Author, Scholar Elyn Saks to Speak About Experience with Schizophrenia

Saks

Elyn Saks, author of the acclaimed memoir “The Center Cannot Hold: My Journey Through Madness,” will speak Wednesday at the Law School about her experiences as a mental health law scholar and a person struggling with schizophrenia.

Saks, a professor at the University of Southern California Gould School of Law, will deliver the 13th P. Browning Hoffman Memorial Lecture in Law and Psychiatry at 4:30 p.m. in Caplin Pavilion.

“Professor Saks is a distinguished scholar of mental health law whose work has addressed patients’ rights to refuse treatment, informed consent, decisional capacity and criminal responsibility,” said Law School Professor Richard Bonnie. “Remarkably, Professor Saks has accumulated these achievements while struggling with schizophrenia.”

The talk, which is open to the public, is sponsored by the University of Virginia Institute of Law, Psychiatry and Public Policy and the Schools of Law and Medicine. Parking is available at the Law School.

Saks is Orrin B. Evans Professor of Law, Psychology, and Psychiatry and the Behavioral Sciences at the University of Southern California Gould School of Law.  She is also associate dean for research at the USC Law School; adjunct professor of psychiatry at the University of California, San Diego, School of Medicine; and research clinical associate at the New Center for Psychoanalysis. 
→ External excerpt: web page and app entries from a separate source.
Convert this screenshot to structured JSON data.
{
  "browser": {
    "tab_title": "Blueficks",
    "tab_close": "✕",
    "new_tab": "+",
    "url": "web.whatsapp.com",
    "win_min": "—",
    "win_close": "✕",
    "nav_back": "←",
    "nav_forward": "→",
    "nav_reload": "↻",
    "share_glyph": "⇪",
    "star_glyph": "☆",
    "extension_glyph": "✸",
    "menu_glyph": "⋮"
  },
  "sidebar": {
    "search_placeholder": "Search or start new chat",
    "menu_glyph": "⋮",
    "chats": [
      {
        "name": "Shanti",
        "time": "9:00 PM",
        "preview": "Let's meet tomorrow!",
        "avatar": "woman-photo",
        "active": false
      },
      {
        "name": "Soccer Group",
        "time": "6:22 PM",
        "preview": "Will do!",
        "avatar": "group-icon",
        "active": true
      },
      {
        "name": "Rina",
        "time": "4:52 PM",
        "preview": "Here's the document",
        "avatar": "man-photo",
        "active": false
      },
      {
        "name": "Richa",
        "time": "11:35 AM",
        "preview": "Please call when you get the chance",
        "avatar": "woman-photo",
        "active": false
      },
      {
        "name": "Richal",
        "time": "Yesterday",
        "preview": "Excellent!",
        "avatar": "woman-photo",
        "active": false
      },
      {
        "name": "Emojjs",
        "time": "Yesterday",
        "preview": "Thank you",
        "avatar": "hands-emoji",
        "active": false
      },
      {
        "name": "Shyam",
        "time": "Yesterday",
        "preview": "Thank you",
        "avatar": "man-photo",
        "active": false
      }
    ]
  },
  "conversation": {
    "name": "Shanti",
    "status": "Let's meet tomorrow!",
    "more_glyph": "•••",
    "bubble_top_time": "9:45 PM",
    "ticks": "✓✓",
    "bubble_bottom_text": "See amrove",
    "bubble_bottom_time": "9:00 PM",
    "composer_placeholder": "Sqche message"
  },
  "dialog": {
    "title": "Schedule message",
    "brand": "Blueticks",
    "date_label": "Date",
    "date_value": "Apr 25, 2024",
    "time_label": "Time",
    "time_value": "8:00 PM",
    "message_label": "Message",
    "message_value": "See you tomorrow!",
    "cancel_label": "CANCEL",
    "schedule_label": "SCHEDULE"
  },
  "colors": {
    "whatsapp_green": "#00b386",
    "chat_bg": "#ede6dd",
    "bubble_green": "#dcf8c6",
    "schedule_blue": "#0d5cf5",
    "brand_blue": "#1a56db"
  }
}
Saks writes extensively in the area of law and mental health, and has published four books and more than two dozen articles. She is an elected member of the American Law Instituteand has been awarded numerous awards, including USC's 2004 Associates Award for Creativity in Research and Scholarship and 2004 and 2007 Phi Kappa Phi Faculty Recognition Award; The Books for a Better Life Inspirational Memoir Award; and Top Ten Nonfiction Book of the Year from Time MagazineSaks is on the board of several mental health nonprofits, including the Bazelon Center for Mental Health Law in Washington, D.C., and Mental Health Advocacy Services in Los Angeles.